Refugees and asylees are authorized to work indefinitely because of their status.
• Refugees and asylees are “aliens authorized to work” and should mark this box in Section 1 of the Form I-9. Refugees and asylees should write “N/A” for their expiration date in Section 1 of the Form I-9 because their employment authorization does not expire.
• Refugees and asylees are eligible to receive Social Security cards with no employment restrictions because of the indefinite work authorization status.
Refugees and asylees may have a variety of documents that prove employment authorization.
• In addition to an Employment Authorization Document, Form I-766 (EAD), a refugee or asylee is eligible to receive a Social Security card without employment restrictions, which is a List C document.
• A refugee may have a Form I-94 with a refugee admission stamp or a computer-generated Form I-94 printout with an admission class of “RE.” Both versions of the I-94 serve as a receipt for a List A document for 90 days from the date presented to you, after which the employee must show either an EAD or a combination of a List B document and an unrestricted Social Security card.
• An asylee may have a Form I-94 with an asylum approval stamp. This Form I-94 is considered a List C document that does not expire and does not require reverification.
• Like all employees, refugees and asylees must be allowed to choose documentation from either List A or a combination of documentation from both Lists B and C. For example, if an employee shows a State ID and unrestricted Social Security card, you cannot ask or require the employee to present a Department of Homeland Security document.
If you need to reverify a refugee’s or asylee’s work authorization, you should treat that employee as you would any other employee.
• If a refugee or asylee presents an EAD for initial verification, you will need to reverify work authorization when the EAD expires. Upon reverification, you must allow the worker to present any List A or List C document, such as an unexpired EAD or an unrestricted Social Security card. List B documents are not needed for reverification.
Refugees and asylees may experience a delay in receiving a Social Security number (SSN).
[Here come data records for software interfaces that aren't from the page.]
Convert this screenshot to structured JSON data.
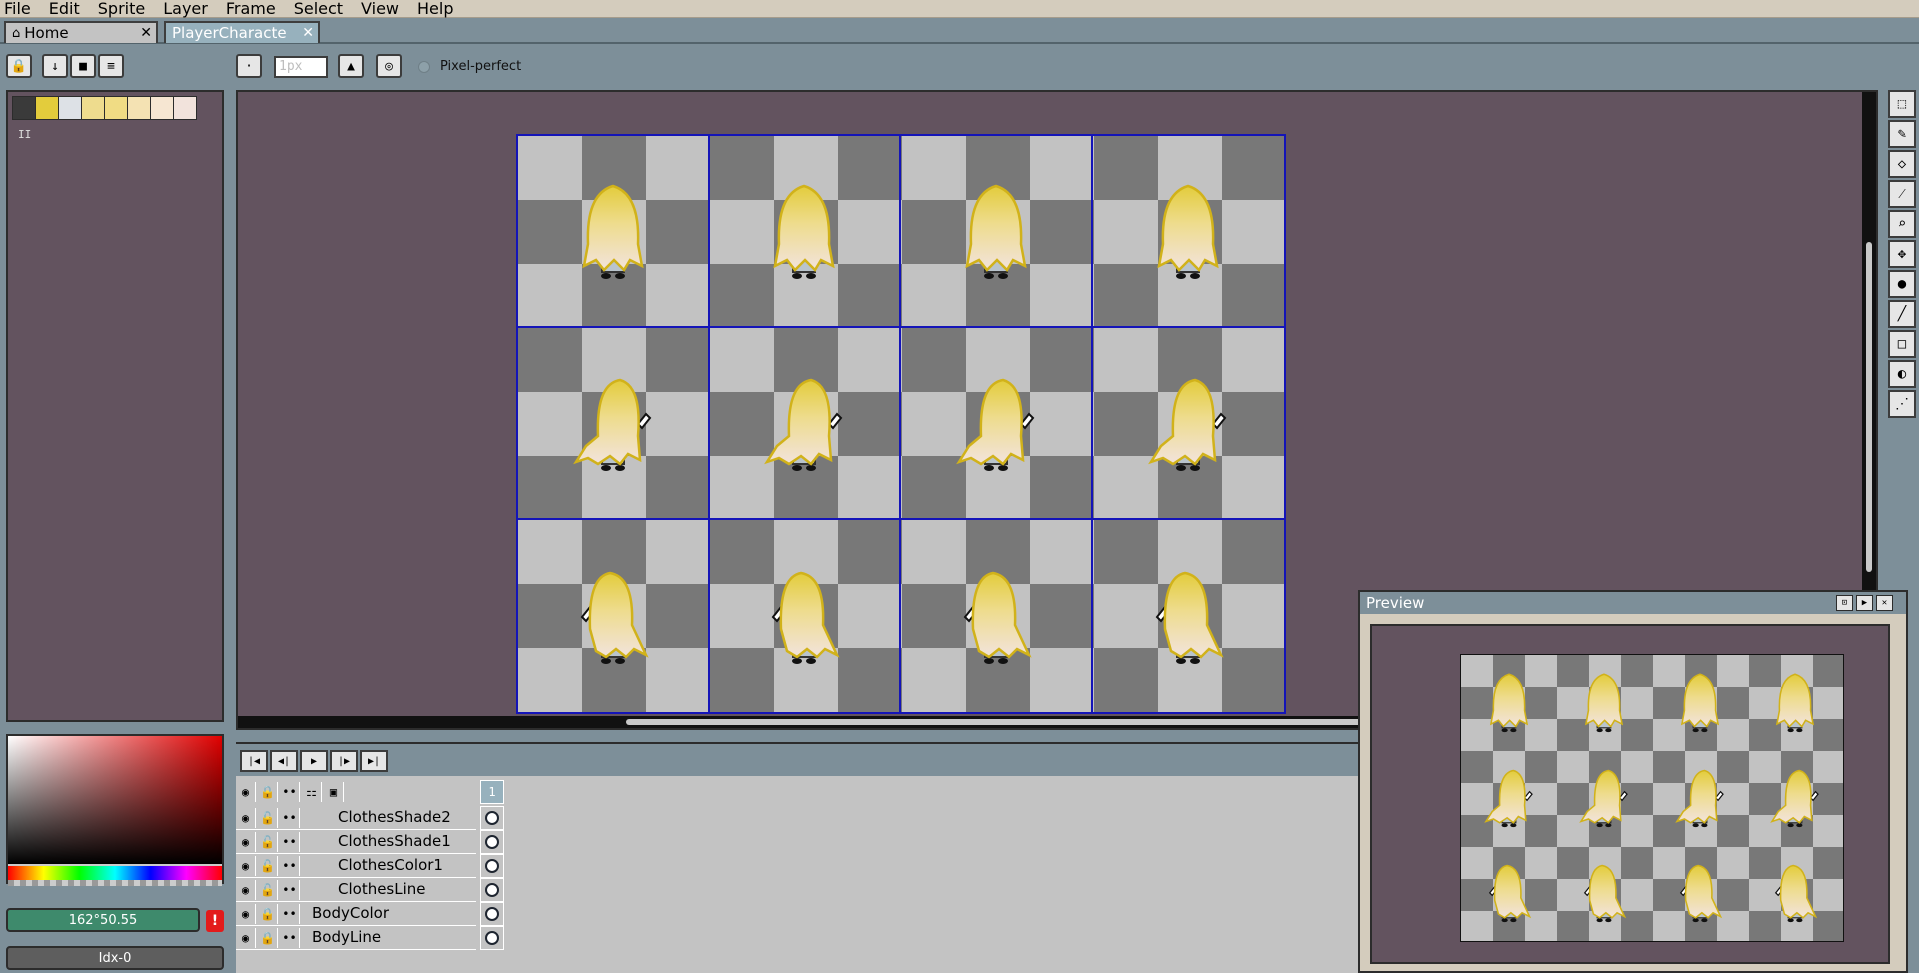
{
  "menu": [
    "File",
    "Edit",
    "Sprite",
    "Layer",
    "Frame",
    "Select",
    "View",
    "Help"
  ],
  "tabs": [
    {
      "label": "Home",
      "icon": "home-icon"
    },
    {
      "label": "PlayerCharacte",
      "icon": ""
    }
  ],
  "contextbar": {
    "brush_size_placeholder": "1px",
    "pixel_perfect_label": "Pixel-perfect"
  },
  "palette": {
    "colors": [
      "#3a3a3a",
      "#e3cc3c",
      "#dde1e6",
      "#eedc8e",
      "#f0dc84",
      "#f4e2b3",
      "#f6e6d2",
      "#f2e3dc"
    ],
    "marker": "II"
  },
  "color_fields": {
    "hsv": "162°50.55",
    "index": "Idx-0"
  },
  "timeline": {
    "frame_number": "1",
    "layers": [
      {
        "name": "ClothesShade2",
        "locked": false,
        "indent": true
      },
      {
        "name": "ClothesShade1",
        "locked": false,
        "indent": true
      },
      {
        "name": "ClothesColor1",
        "locked": false,
        "indent": true
      },
      {
        "name": "ClothesLine",
        "locked": false,
        "indent": true
      },
      {
        "name": "BodyColor",
        "locked": true,
        "indent": false
      },
      {
        "name": "BodyLine",
        "locked": true,
        "indent": false
      }
    ]
  },
  "preview": {
    "title": "Preview"
  },
  "colors": {
    "hair_top": "#e3cc3c",
    "hair_bottom": "#f2e3dc",
    "hair_outline": "#d1b21a",
    "grid_line": "#1414b8",
    "canvas_bg": "#63535f"
  }
}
• Although you will eventually need to record an SSN for wage reporting purposes, once an employee has completed the Form I-9, the employee may work regardless of whether the employee has been issued an SSN. According to IRS and SSA guidance, you can use “000-00-0000” or “applied for” in payroll until the employee provides you with the SSN.
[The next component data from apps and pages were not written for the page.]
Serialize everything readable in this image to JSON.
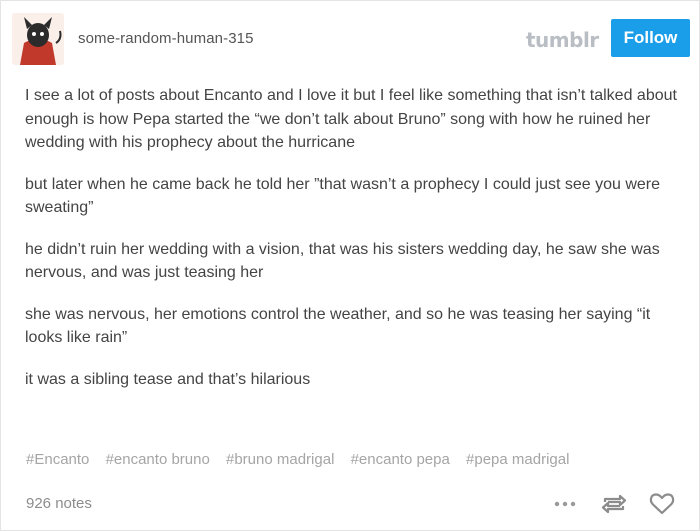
{
  "post": {
    "username": "some-random-human-315",
    "brand": "tumblr",
    "follow_label": "Follow",
    "paragraphs": [
      "I see a lot of posts about Encanto and I love it but I feel like something that isn’t talked about enough is how Pepa started the “we don’t talk about Bruno” song with how he ruined her wedding with his prophecy about the hurricane",
      "but later when he came back he told her ”that wasn’t a prophecy I could just see you were sweating”",
      "he didn’t ruin her wedding with a vision, that was his sisters wedding day, he saw she was nervous, and was just teasing her",
      "she was nervous, her emotions control the weather, and so he was teasing her saying “it looks like rain”",
      "it was a sibling tease and that’s hilarious"
    ],
    "tags": [
      "#Encanto",
      "#encanto bruno",
      "#bruno madrigal",
      "#encanto pepa",
      "#pepa madrigal"
    ],
    "notes": "926 notes"
  },
  "icons": {
    "more": "ellipsis-icon",
    "reblog": "reblog-icon",
    "like": "heart-icon"
  },
  "colors": {
    "follow_bg": "#1b9eea",
    "text": "#444444",
    "tag": "#a5a5a5"
  }
}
• If you use E-Verify, you should delay creating the E-Verify case until the employee has been issued his or her SSN. The employee may work during this time if the employee has completed the Form I-9. E-Verify rules specifically allow for this exception and provide instructions for creating the case.